--- START ---
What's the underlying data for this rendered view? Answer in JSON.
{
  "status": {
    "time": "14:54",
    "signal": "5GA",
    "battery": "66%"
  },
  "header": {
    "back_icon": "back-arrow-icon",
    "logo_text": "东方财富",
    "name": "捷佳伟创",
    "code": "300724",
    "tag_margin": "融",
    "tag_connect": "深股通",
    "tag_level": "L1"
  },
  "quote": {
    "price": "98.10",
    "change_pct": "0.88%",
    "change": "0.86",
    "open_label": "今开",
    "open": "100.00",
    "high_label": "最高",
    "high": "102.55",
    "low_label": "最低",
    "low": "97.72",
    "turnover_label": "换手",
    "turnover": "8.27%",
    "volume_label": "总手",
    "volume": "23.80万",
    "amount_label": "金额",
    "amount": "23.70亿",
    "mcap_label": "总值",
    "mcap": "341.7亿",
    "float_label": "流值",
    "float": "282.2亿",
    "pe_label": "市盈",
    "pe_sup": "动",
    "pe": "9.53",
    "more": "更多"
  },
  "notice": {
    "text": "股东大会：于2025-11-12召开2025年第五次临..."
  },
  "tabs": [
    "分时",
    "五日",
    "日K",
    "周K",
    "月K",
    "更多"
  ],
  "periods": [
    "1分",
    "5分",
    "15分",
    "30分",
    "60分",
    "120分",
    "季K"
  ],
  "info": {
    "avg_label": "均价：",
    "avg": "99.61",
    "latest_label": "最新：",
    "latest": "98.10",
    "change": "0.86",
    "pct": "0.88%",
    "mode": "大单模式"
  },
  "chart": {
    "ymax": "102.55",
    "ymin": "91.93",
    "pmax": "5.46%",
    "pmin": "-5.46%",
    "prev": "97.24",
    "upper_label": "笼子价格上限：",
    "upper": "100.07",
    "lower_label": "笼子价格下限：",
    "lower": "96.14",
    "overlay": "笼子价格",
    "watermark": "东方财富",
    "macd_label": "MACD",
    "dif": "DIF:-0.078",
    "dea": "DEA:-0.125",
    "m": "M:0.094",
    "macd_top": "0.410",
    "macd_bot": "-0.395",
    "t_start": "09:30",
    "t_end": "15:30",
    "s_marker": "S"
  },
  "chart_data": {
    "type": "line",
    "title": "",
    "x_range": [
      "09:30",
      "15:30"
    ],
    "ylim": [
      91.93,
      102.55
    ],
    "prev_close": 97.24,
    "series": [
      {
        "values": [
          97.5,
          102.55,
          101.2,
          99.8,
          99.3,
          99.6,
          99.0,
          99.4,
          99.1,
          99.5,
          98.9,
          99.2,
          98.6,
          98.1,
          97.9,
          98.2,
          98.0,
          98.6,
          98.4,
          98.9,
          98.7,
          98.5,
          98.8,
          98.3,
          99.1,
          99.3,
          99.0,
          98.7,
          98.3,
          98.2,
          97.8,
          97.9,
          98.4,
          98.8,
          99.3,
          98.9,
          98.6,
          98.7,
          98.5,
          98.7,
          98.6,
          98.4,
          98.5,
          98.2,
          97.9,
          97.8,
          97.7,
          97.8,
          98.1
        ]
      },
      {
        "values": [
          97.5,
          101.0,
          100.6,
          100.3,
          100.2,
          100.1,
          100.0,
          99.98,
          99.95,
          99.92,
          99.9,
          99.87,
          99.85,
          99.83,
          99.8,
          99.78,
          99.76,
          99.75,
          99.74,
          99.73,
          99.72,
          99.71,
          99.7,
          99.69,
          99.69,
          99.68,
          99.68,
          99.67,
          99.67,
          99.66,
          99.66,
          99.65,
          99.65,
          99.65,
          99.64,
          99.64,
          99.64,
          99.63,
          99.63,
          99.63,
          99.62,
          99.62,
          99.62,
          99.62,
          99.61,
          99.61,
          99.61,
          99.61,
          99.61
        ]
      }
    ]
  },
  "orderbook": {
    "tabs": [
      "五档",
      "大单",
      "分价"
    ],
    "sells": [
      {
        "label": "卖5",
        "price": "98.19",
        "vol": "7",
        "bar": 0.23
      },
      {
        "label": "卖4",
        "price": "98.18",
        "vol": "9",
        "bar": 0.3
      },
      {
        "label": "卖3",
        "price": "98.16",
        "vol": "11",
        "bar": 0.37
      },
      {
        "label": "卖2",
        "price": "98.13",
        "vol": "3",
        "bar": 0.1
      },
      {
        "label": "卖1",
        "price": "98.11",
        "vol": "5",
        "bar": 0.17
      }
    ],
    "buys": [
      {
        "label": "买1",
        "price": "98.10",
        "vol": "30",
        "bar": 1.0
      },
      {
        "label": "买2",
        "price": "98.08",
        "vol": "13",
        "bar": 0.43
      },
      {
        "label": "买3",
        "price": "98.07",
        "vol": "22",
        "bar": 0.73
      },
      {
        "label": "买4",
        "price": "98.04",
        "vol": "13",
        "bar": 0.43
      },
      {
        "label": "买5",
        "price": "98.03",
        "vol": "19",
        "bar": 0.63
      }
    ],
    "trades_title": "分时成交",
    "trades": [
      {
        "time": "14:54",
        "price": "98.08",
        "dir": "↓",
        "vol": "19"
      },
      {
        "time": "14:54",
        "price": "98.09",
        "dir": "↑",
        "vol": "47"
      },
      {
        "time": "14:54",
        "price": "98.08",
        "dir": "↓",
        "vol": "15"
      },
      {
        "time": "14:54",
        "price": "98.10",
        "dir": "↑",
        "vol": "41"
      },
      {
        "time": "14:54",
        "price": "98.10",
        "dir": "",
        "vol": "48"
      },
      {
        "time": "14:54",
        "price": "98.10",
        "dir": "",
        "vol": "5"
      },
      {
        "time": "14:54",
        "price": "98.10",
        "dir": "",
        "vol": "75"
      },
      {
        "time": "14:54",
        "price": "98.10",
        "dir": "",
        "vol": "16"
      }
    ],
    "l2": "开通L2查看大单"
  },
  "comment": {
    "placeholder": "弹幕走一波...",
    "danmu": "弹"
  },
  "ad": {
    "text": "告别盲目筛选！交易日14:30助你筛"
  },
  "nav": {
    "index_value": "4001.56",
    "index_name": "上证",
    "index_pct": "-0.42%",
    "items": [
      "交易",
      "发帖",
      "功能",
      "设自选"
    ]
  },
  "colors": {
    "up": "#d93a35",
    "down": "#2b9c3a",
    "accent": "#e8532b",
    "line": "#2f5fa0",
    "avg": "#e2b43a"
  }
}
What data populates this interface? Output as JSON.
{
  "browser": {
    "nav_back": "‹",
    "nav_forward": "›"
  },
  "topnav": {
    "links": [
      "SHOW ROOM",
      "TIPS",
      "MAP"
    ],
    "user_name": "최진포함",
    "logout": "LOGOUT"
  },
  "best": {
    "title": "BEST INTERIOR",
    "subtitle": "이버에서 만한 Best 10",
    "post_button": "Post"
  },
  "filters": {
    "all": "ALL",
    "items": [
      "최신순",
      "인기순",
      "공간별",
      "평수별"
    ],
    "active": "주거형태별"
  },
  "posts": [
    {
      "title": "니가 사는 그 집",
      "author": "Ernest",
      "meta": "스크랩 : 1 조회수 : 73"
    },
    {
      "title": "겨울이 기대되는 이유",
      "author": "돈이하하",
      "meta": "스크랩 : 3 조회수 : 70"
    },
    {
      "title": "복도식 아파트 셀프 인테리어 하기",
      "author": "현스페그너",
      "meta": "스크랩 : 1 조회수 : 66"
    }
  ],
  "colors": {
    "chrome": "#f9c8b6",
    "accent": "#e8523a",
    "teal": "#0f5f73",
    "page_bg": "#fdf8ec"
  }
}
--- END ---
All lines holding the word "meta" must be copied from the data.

→ OUTPUT FOR THIS EXERCISE
      "meta": "스크랩 : 1 조회수 : 73"
      "meta": "스크랩 : 3 조회수 : 70"
      "meta": "스크랩 : 1 조회수 : 66"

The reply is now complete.